New questions are being raised about the effectiveness of the AstraZeneca vaccine as health officials say a U.S. trial of the coronavirus shot may have used outdated information. Meg Oliver has more.
- Tonight, there are new questions about the effectiveness of AstraZeneca's COVID vaccine. Health officials say data from the company's US trial may have used outdated information. The UK-produced vaccine is not yet approved for use here in the US, but it is in wide distribution around the world. Here's CBS's Meg Oliver.
MEG OLIVER: Tonight, accusing AstraZeneca, federal health officials in an independent oversight board saying AstraZeneca presented outdated and potentially misleading data about the effectiveness of its vaccine after the company announced yesterday that the vaccine was 79% effective against COVID infections. Also expressing frustration today, Dr. Anthony Fauci.
ANTHONY FAUCI: It really is unfortunate that this happened. This is really what you'd call an unforced error, because the fact is this is very likely a very good vaccine.
MEG OLIVER: But there's some good news tonight about Johnson & Johnson's vaccine after worries over supply shortages. The FDA late today cleared the way for a facility to help meet demand. But one other facility is still awaiting word, this as more than half the country has announced plans to make vaccines available to anyone 16 and over by the 1st of May. We're seeing more states expand access to the vaccine. But do we have the supply?
SHEREEF ELNAHAL: All of that depends on the supply actually getting to states and getting to folks that can actually administer the vaccine. We haven't seen that yet.
MEG OLIVER: But time may be running out, as more people travel and new variants continue to fuel a rise in cases. New York reporting its first case of a concerning variant first detected in Brazil that is more contagious. And at least 19 states now seeing a substantial increase in infections, like New Jersey, which has the third highest positivity rate nationwide and where hospitalizations have topped 2,000 for the first time in a month.

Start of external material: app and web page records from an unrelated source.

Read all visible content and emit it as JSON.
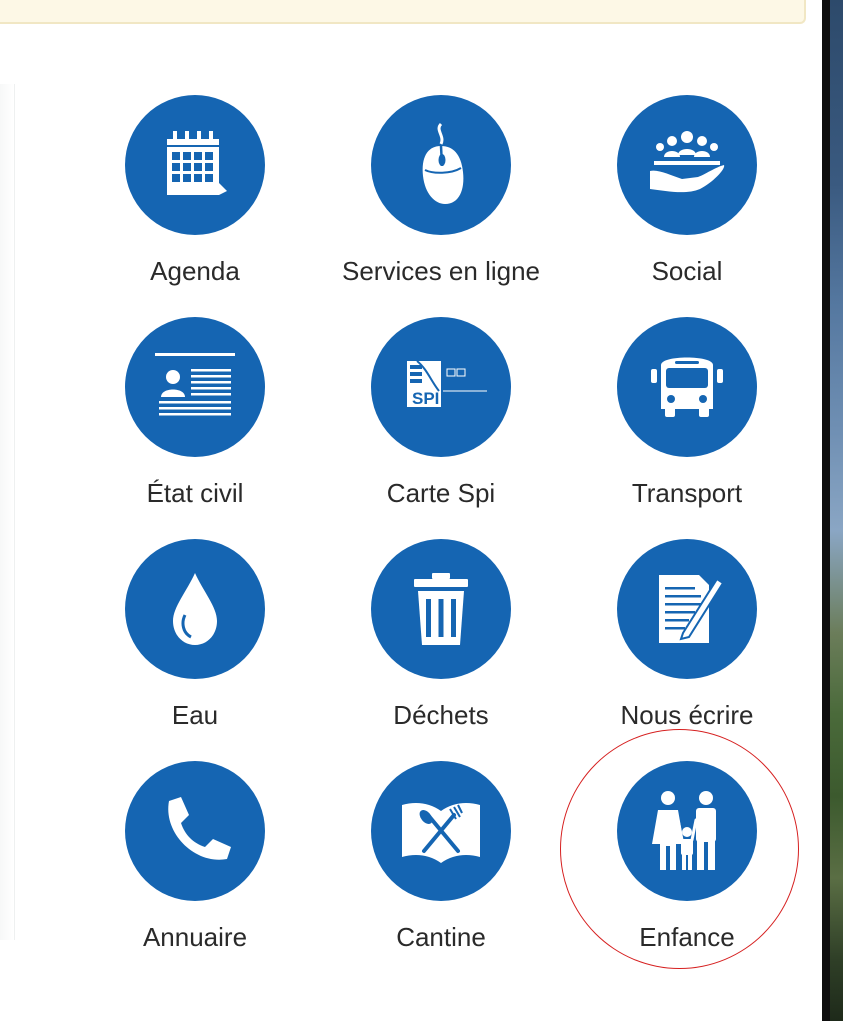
{
  "tiles": [
    {
      "label": "Agenda",
      "icon": "calendar-icon"
    },
    {
      "label": "Services en ligne",
      "icon": "mouse-icon"
    },
    {
      "label": "Social",
      "icon": "people-hand-icon"
    },
    {
      "label": "État civil",
      "icon": "id-card-icon"
    },
    {
      "label": "Carte Spi",
      "icon": "spi-card-icon",
      "icon_text": "SPI"
    },
    {
      "label": "Transport",
      "icon": "bus-icon"
    },
    {
      "label": "Eau",
      "icon": "water-drop-icon"
    },
    {
      "label": "Déchets",
      "icon": "trash-icon"
    },
    {
      "label": "Nous écrire",
      "icon": "document-pen-icon"
    },
    {
      "label": "Annuaire",
      "icon": "phone-icon"
    },
    {
      "label": "Cantine",
      "icon": "book-cutlery-icon"
    },
    {
      "label": "Enfance",
      "icon": "family-icon"
    }
  ],
  "colors": {
    "circle": "#1565b2",
    "label": "#2a2a2a",
    "highlight": "#d62020",
    "banner": "#fdf8e6"
  },
  "highlighted_tile": "Enfance"
}
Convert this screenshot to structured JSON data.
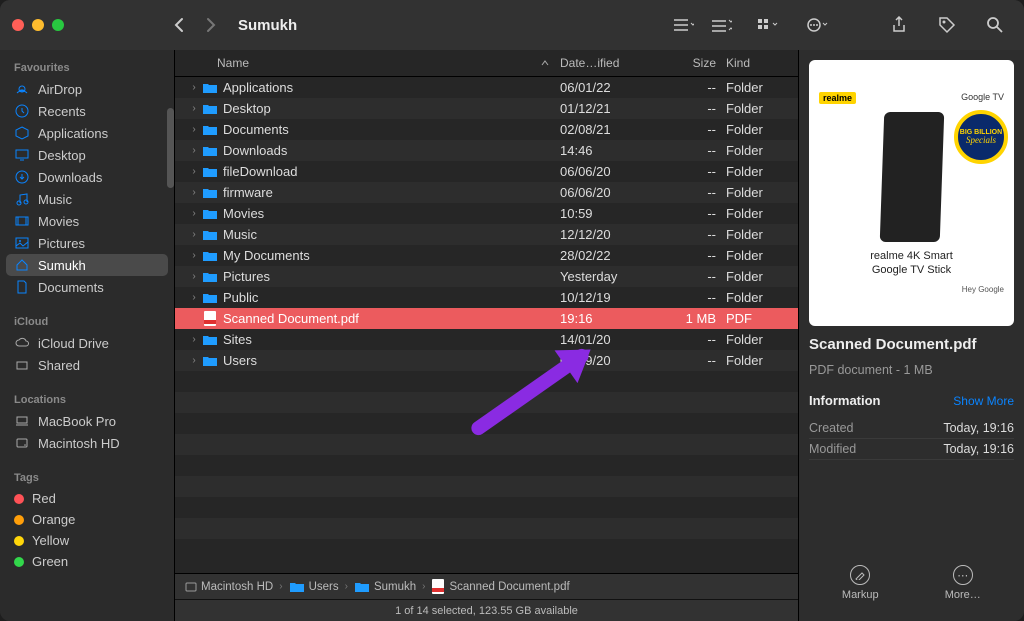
{
  "window": {
    "title": "Sumukh"
  },
  "sidebar": {
    "sections": [
      {
        "title": "Favourites",
        "items": [
          {
            "label": "AirDrop",
            "icon": "airdrop"
          },
          {
            "label": "Recents",
            "icon": "clock"
          },
          {
            "label": "Applications",
            "icon": "app"
          },
          {
            "label": "Desktop",
            "icon": "desktop"
          },
          {
            "label": "Downloads",
            "icon": "download"
          },
          {
            "label": "Music",
            "icon": "music"
          },
          {
            "label": "Movies",
            "icon": "movie"
          },
          {
            "label": "Pictures",
            "icon": "picture"
          },
          {
            "label": "Sumukh",
            "icon": "home",
            "selected": true
          },
          {
            "label": "Documents",
            "icon": "doc"
          }
        ]
      },
      {
        "title": "iCloud",
        "items": [
          {
            "label": "iCloud Drive",
            "icon": "cloud",
            "gray": true
          },
          {
            "label": "Shared",
            "icon": "shared",
            "gray": true
          }
        ]
      },
      {
        "title": "Locations",
        "items": [
          {
            "label": "MacBook Pro",
            "icon": "laptop",
            "gray": true
          },
          {
            "label": "Macintosh HD",
            "icon": "disk",
            "gray": true
          }
        ]
      },
      {
        "title": "Tags",
        "items": [
          {
            "label": "Red",
            "tag": "#ff5257"
          },
          {
            "label": "Orange",
            "tag": "#ff9f0a"
          },
          {
            "label": "Yellow",
            "tag": "#ffd60a"
          },
          {
            "label": "Green",
            "tag": "#32d74b"
          }
        ]
      }
    ]
  },
  "columns": {
    "name": "Name",
    "date": "Date…ified",
    "size": "Size",
    "kind": "Kind"
  },
  "files": [
    {
      "name": "Applications",
      "date": "06/01/22",
      "size": "--",
      "kind": "Folder",
      "type": "folder"
    },
    {
      "name": "Desktop",
      "date": "01/12/21",
      "size": "--",
      "kind": "Folder",
      "type": "folder"
    },
    {
      "name": "Documents",
      "date": "02/08/21",
      "size": "--",
      "kind": "Folder",
      "type": "folder"
    },
    {
      "name": "Downloads",
      "date": "14:46",
      "size": "--",
      "kind": "Folder",
      "type": "folder"
    },
    {
      "name": "fileDownload",
      "date": "06/06/20",
      "size": "--",
      "kind": "Folder",
      "type": "folder"
    },
    {
      "name": "firmware",
      "date": "06/06/20",
      "size": "--",
      "kind": "Folder",
      "type": "folder"
    },
    {
      "name": "Movies",
      "date": "10:59",
      "size": "--",
      "kind": "Folder",
      "type": "folder"
    },
    {
      "name": "Music",
      "date": "12/12/20",
      "size": "--",
      "kind": "Folder",
      "type": "folder"
    },
    {
      "name": "My Documents",
      "date": "28/02/22",
      "size": "--",
      "kind": "Folder",
      "type": "folder"
    },
    {
      "name": "Pictures",
      "date": "Yesterday",
      "size": "--",
      "kind": "Folder",
      "type": "folder"
    },
    {
      "name": "Public",
      "date": "10/12/19",
      "size": "--",
      "kind": "Folder",
      "type": "folder"
    },
    {
      "name": "Scanned Document.pdf",
      "date": "19:16",
      "size": "1 MB",
      "kind": "PDF",
      "type": "pdf",
      "selected": true
    },
    {
      "name": "Sites",
      "date": "14/01/20",
      "size": "--",
      "kind": "Folder",
      "type": "folder"
    },
    {
      "name": "Users",
      "date": "04/09/20",
      "size": "--",
      "kind": "Folder",
      "type": "folder"
    }
  ],
  "pathbar": [
    "Macintosh HD",
    "Users",
    "Sumukh",
    "Scanned Document.pdf"
  ],
  "status": "1 of 14 selected, 123.55 GB available",
  "preview": {
    "brand_left": "realme",
    "brand_right": "Google TV",
    "badge_top": "BIG BILLION",
    "badge_bottom": "Specials",
    "product_line1": "realme 4K Smart",
    "product_line2": "Google TV Stick",
    "hey": "Hey Google",
    "title": "Scanned Document.pdf",
    "subtitle": "PDF document - 1 MB",
    "info_heading": "Information",
    "show_more": "Show More",
    "rows": [
      {
        "k": "Created",
        "v": "Today, 19:16"
      },
      {
        "k": "Modified",
        "v": "Today, 19:16"
      }
    ],
    "actions": {
      "markup": "Markup",
      "more": "More…"
    }
  }
}
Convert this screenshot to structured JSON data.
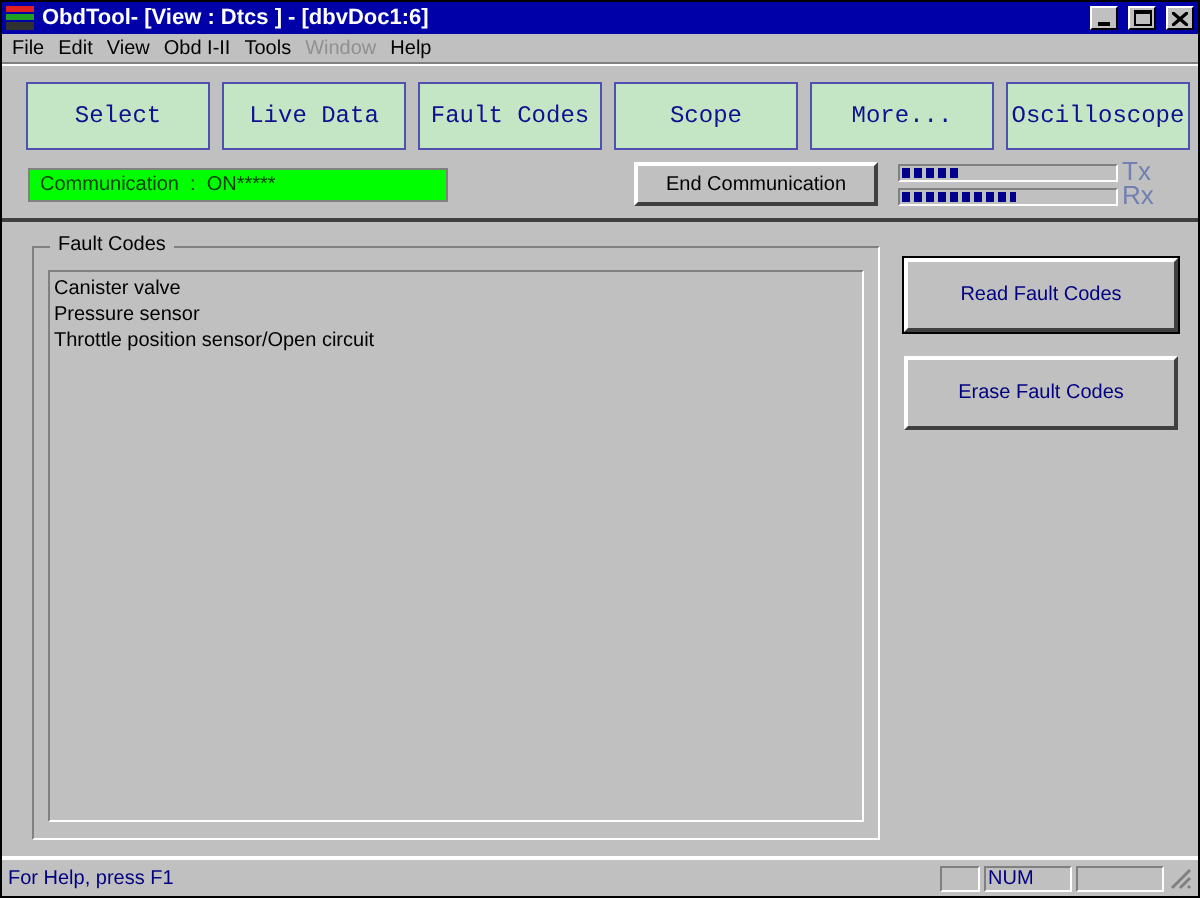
{
  "window": {
    "title": "ObdTool- [View : Dtcs ] - [dbvDoc1:6]"
  },
  "menu": [
    {
      "label": "File",
      "disabled": false
    },
    {
      "label": "Edit",
      "disabled": false
    },
    {
      "label": "View",
      "disabled": false
    },
    {
      "label": "Obd I-II",
      "disabled": false
    },
    {
      "label": "Tools",
      "disabled": false
    },
    {
      "label": "Window",
      "disabled": true
    },
    {
      "label": "Help",
      "disabled": false
    }
  ],
  "toolbar_buttons": [
    "Select",
    "Live Data",
    "Fault Codes",
    "Scope",
    "More...",
    "Oscilloscope"
  ],
  "communication_status": "Communication  :  ON*****",
  "end_button": "End Communication",
  "meters": [
    {
      "label": "Tx",
      "level": 0.26
    },
    {
      "label": "Rx",
      "level": 0.54
    }
  ],
  "fault_codes": {
    "title": "Fault Codes",
    "items": [
      "Canister valve",
      "Pressure sensor",
      "Throttle position sensor/Open circuit"
    ]
  },
  "actions": [
    {
      "label": "Read Fault Codes",
      "selected": true
    },
    {
      "label": "Erase Fault Codes",
      "selected": false
    }
  ],
  "status_bar": {
    "text": "For Help, press F1",
    "indicator": "NUM"
  }
}
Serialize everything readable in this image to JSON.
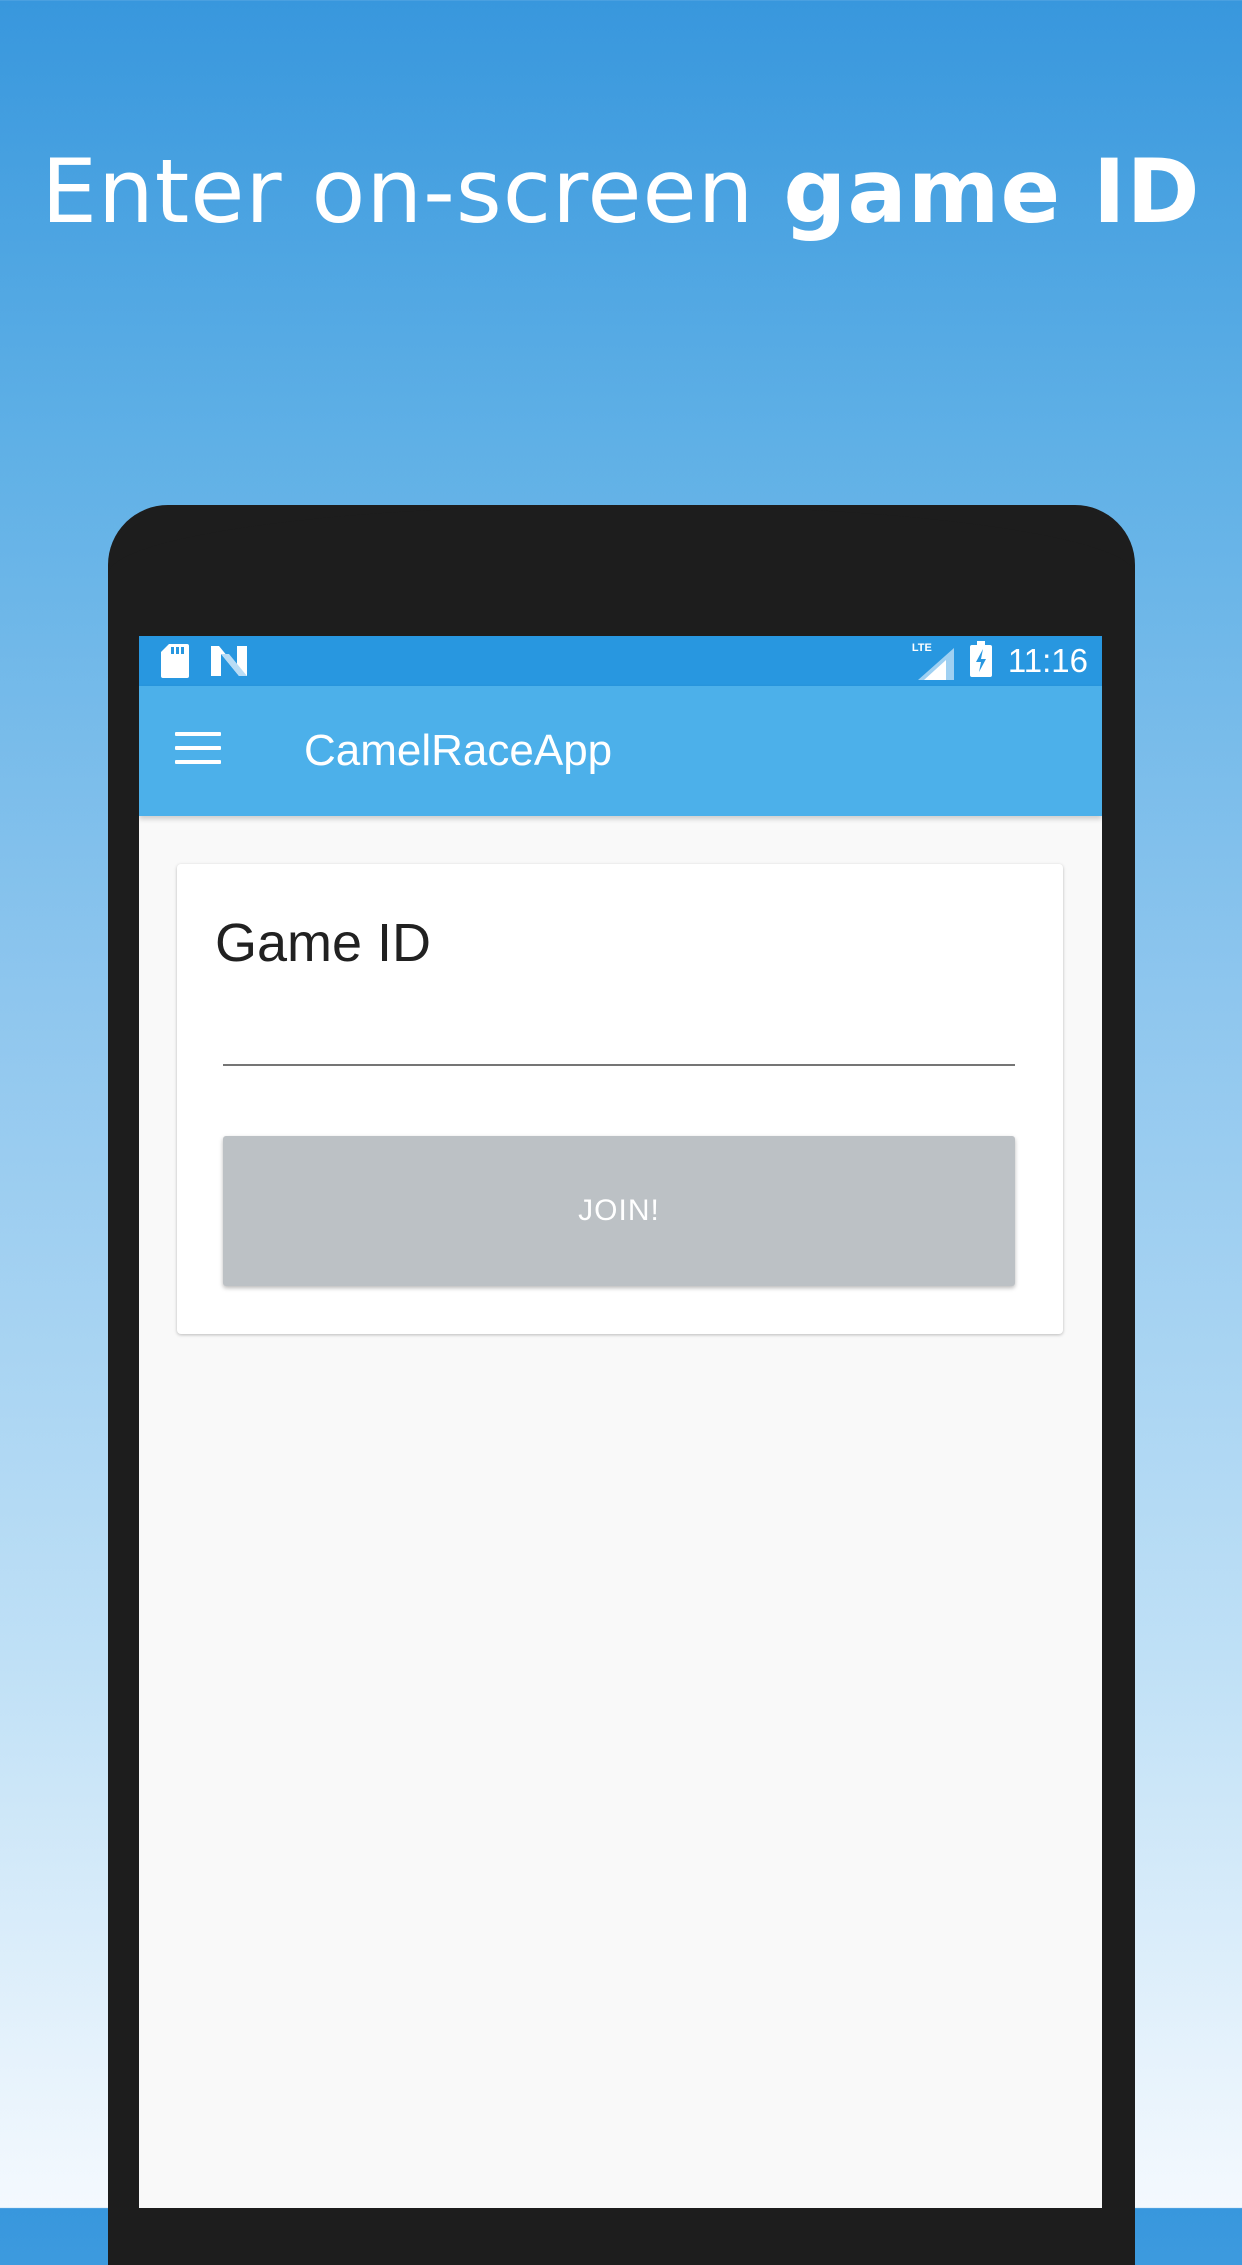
{
  "promo": {
    "headline_regular": "Enter on-screen ",
    "headline_bold": "game ID"
  },
  "status_bar": {
    "left_icons": [
      "sd-card-icon",
      "n-notification-icon"
    ],
    "network_label": "LTE",
    "right_icons": [
      "lte-signal-icon",
      "battery-charging-icon"
    ],
    "time": "11:16"
  },
  "app_bar": {
    "menu_icon": "hamburger-menu-icon",
    "title": "CamelRaceApp"
  },
  "form": {
    "label": "Game ID",
    "input_value": "",
    "join_label": "JOIN!"
  },
  "colors": {
    "status_bar": "#2897e0",
    "app_bar": "#4cb0ea",
    "button_disabled": "#bcc1c5",
    "phone_body": "#1d1d1d"
  }
}
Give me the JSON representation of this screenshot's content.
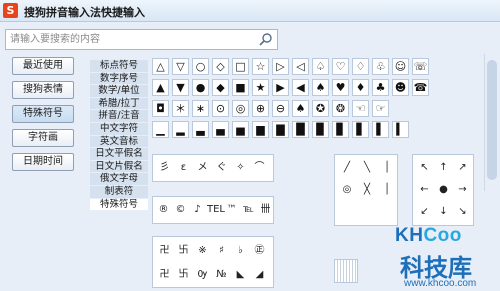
{
  "app": {
    "title": "搜狗拼音输入法快捷输入",
    "logo_letter": "S"
  },
  "search": {
    "placeholder": "请输入要搜索的内容"
  },
  "nav": {
    "items": [
      {
        "label": "最近使用"
      },
      {
        "label": "搜狗表情"
      },
      {
        "label": "特殊符号"
      },
      {
        "label": "字符画"
      },
      {
        "label": "日期时间"
      }
    ]
  },
  "categories": {
    "items": [
      {
        "label": "标点符号"
      },
      {
        "label": "数字序号"
      },
      {
        "label": "数学/单位"
      },
      {
        "label": "希腊/拉丁"
      },
      {
        "label": "拼音/注音"
      },
      {
        "label": "中文字符"
      },
      {
        "label": "英文音标"
      },
      {
        "label": "日文平假名"
      },
      {
        "label": "日文片假名"
      },
      {
        "label": "俄文字母"
      },
      {
        "label": "制表符"
      },
      {
        "label": "特殊符号"
      }
    ]
  },
  "symbols": {
    "row1": [
      "△",
      "▽",
      "○",
      "◇",
      "□",
      "☆",
      "▷",
      "◁",
      "♤",
      "♡",
      "♢",
      "♧",
      "☺",
      "☏"
    ],
    "row2": [
      "▲",
      "▼",
      "●",
      "◆",
      "■",
      "★",
      "▶",
      "◀",
      "♠",
      "♥",
      "♦",
      "♣",
      "☻",
      "☎"
    ],
    "row3": [
      "◘",
      "＊",
      "∗",
      "⊙",
      "◎",
      "⊕",
      "⊖",
      "♠",
      "✪",
      "❂",
      "☜",
      "☞"
    ],
    "row4": [
      "▁",
      "▂",
      "▃",
      "▄",
      "▅",
      "▆",
      "▇",
      "█",
      "▉",
      "▊",
      "▋",
      "▌",
      "▍"
    ]
  },
  "groups": {
    "g1": [
      "彡",
      "ε",
      "メ",
      "ぐ",
      "✧",
      "⌒"
    ],
    "g2": [
      "®",
      "©",
      "♪",
      "TEL",
      "™",
      "℡",
      "卌"
    ],
    "g3": [
      "卍",
      "卐",
      "※",
      "♯",
      "♭",
      "㊣",
      "卍",
      "卐",
      "Ѹ",
      "№",
      "◣",
      "◢"
    ],
    "g4": [
      "╱",
      "╲",
      "│",
      "◎",
      "╳",
      "│"
    ],
    "g5": [
      "↖",
      "↑",
      "↗",
      "←",
      "●",
      "→",
      "↙",
      "↓",
      "↘"
    ]
  },
  "watermark": {
    "brand_a": "KH",
    "brand_b": "Coo",
    "big": "科技库",
    "url": "www.khcoo.com"
  },
  "colors": {
    "accent": "#1d6fb9",
    "logo": "#e8431b"
  }
}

SHEREEF ELNAHAL: We got 12 COVID-19 admissions last night. That is a sharp increase from what we've seen over the last several weeks. In fact, it's the highest number of admissions overnight that we've had in almost two months.
MEG OLIVER: Tonight, the uptick in the number of cases is a concern here in the New York metro area. But today, New York Mayor Bill de Blasio announced a bold move, bringing back 80,000 city employees May 3, an effort to send the message New York is trying to return to normal. Margaret?
- Trying-- thank you, Meg.